Father Joseph Marina. Courtesy Church of St. Francis Xavier.
Father Joseph Marina. Courtesy Church of St. Francis Xavier.

BY DUSICA SUE MALESEVIC | The Pope is the hottest ticket in town.

For two days — Sept. 24 and 25 — Pope Francis will make a historic visit to New York City. In the two events open to the public and Catholic parishioners, tickets have been in high demand.

On Fri., Sept. 25, between around 4 p.m. and 6 p.m., there will be a motorcade through Central Park. According to the mayor’s office, 93,143 New Yorkers entered the lottery to see Pope Francis’ procession.

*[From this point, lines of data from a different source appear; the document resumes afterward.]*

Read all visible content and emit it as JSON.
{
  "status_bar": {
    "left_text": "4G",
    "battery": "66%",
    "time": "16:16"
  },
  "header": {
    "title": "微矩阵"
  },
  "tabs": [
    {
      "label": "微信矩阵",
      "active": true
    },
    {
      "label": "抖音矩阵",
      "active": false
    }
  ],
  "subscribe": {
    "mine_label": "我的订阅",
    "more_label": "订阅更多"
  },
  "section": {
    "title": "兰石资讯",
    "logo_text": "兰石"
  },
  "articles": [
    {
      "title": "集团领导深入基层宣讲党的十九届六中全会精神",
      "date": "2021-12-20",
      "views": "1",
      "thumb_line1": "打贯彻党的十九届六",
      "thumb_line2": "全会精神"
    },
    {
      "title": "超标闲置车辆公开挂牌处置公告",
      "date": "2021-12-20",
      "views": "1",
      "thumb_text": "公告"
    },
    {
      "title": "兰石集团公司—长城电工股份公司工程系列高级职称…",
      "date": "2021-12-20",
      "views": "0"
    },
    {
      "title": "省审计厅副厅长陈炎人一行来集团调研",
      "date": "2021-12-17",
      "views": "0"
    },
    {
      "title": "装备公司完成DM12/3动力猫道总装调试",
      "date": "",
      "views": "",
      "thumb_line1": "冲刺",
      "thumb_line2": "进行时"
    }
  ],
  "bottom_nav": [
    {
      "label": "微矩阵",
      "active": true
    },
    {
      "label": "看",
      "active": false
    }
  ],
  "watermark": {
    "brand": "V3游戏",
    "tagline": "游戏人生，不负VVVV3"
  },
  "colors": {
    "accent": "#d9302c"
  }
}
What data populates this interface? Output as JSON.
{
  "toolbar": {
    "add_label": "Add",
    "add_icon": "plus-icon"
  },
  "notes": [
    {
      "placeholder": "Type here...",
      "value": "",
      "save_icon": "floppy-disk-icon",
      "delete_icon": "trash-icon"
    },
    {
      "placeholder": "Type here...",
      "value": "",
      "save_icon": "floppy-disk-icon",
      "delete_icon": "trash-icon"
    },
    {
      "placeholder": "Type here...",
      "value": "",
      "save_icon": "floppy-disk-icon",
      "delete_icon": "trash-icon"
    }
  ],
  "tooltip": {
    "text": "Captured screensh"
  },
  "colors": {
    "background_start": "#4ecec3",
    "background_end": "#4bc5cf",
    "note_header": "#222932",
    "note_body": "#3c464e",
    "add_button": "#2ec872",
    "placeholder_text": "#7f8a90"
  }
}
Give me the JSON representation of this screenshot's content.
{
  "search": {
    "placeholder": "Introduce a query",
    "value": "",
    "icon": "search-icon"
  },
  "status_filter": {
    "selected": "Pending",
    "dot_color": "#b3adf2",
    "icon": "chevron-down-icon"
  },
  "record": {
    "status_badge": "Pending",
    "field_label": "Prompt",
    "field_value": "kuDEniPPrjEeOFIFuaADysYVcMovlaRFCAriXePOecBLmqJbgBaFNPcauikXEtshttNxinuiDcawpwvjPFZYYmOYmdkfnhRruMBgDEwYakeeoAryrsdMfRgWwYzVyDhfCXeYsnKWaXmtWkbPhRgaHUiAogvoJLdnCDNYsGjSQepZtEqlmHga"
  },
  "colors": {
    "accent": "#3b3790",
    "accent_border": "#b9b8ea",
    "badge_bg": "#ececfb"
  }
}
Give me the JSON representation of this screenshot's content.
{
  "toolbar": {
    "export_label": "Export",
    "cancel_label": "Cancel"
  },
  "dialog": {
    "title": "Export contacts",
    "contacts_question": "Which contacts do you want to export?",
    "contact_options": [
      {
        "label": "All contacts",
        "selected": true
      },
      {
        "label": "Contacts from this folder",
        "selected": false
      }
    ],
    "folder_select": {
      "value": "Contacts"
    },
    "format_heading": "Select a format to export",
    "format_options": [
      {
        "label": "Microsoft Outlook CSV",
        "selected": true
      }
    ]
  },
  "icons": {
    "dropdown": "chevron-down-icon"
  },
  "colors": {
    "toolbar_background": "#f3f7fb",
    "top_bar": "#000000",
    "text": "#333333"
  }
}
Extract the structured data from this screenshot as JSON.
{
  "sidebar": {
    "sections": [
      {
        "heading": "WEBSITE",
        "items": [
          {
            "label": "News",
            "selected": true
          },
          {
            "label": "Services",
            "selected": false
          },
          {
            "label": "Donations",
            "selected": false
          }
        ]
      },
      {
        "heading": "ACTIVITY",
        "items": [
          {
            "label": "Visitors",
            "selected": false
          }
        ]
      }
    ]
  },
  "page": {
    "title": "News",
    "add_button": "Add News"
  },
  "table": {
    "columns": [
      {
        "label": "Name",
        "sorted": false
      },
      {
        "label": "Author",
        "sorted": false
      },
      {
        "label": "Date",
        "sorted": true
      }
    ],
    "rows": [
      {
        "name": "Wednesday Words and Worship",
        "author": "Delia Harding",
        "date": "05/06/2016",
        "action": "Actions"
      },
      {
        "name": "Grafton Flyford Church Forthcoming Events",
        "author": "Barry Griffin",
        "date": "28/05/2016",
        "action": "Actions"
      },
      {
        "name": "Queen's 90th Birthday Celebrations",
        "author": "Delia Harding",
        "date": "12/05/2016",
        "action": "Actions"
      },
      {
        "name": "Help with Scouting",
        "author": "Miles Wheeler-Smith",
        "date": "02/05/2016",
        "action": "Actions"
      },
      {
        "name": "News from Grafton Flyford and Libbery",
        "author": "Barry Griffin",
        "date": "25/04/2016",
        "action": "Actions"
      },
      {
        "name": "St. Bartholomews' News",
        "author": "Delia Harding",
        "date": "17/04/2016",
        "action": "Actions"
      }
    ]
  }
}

The lottery was open to New York state residents, and a total of 80,000 New Yorkers will get their chance to see the Pope, according to the mayor’s office.

“The overwhelming response we received from New Yorkers throughout the state made clear: Pope Francis is one of the world’s most important voices, and his historic visit to New York City will be an unforgettable experience,” said Mayor Bill de Blasio in a press release.

After Central Park, tickets for the Pope’s second event, a Mass at Madison Square Garden at 6 p.m., were also highly sought after.

In Chelsea, at the Church of St. Francis Xavier at 55 W. 15th St. (btw. Fifth & Sixth Aves.), 19 tickets were allotted for the church’s parishioners, Father Joseph Marina noted in a phone interview. 

“We’ve been focusing on the Papal Mass in Madison Square Garden on Friday, the 25th,” he said. “Every parish in the Archdiocese of New York was given an allotment of tickets for the Mass, and that number is different for each parish, based on the size of their registration.”

Fr. Marina said there were so many requests for those 19 tickets that the only fair way to distribute them was through a lottery.

“We made the phone calls to those who won, and without exception, everyone was just ecstatic. Some were even screaming so loudly we had to hold the phone away from our ears,” he said with a laugh. “So we’re all looking forward to Friday.”

The Church of St. Francis Xavier has three full-time priests, he said, and they, like the other priests in the Archdiocese, were invited to celebrate the Mass with Pope Francis.

The priests will be together in their own section at Madison Square Garden, which can hold over 19,000 people. These tickets were separate from those allocated to the parishioners and other Catholic organizations, nonprofits and schools, said Fr. Marina.

This means that the priests will concelebrate the Mass with the Pope.

“So when a priest celebrates the Mass, he’s usually by himself,” Fr. Marina explained. “But sometimes he’s joined by other priests. Then he would still be referred to as celebrating the Mass, and the other priests who joined him would be concelebrating. That’s when they formally participate in the Eucharistic prayers of the Mass.

“There will be hundreds of priests concelebrating the Mass with the Pope,” he added, including Cardinal Timothy M. Dolan, the Archbishop of New York.

The popular Pope Francis has a full schedule during his visit, according to popefrancisvisit.com. On Thursday, he will pray at the evening prayers at St. Patrick’s Cathedral in Midtown.

The next morning at 8:30 a.m., he will address the United Nations General Assembly. Then Pope Francis will visit the 9/11 Memorial, where he will likely pray, according to the website.

He will then go to Our Lady Queen of Angels, an elementary school in East Harlem, before heading to Central Park for the procession.

For Fr. Marina and his parishioners, this is “obviously a very exciting time. After really capturing the hearts of the world by his great pastoral style that he’s been demonstrating in so many ways since he was elected. The fact that the Holy Father is coming to the United States, and especially to New York, brings it home to us. It brings him local. We’re hoping to get as close a look at him as we can.”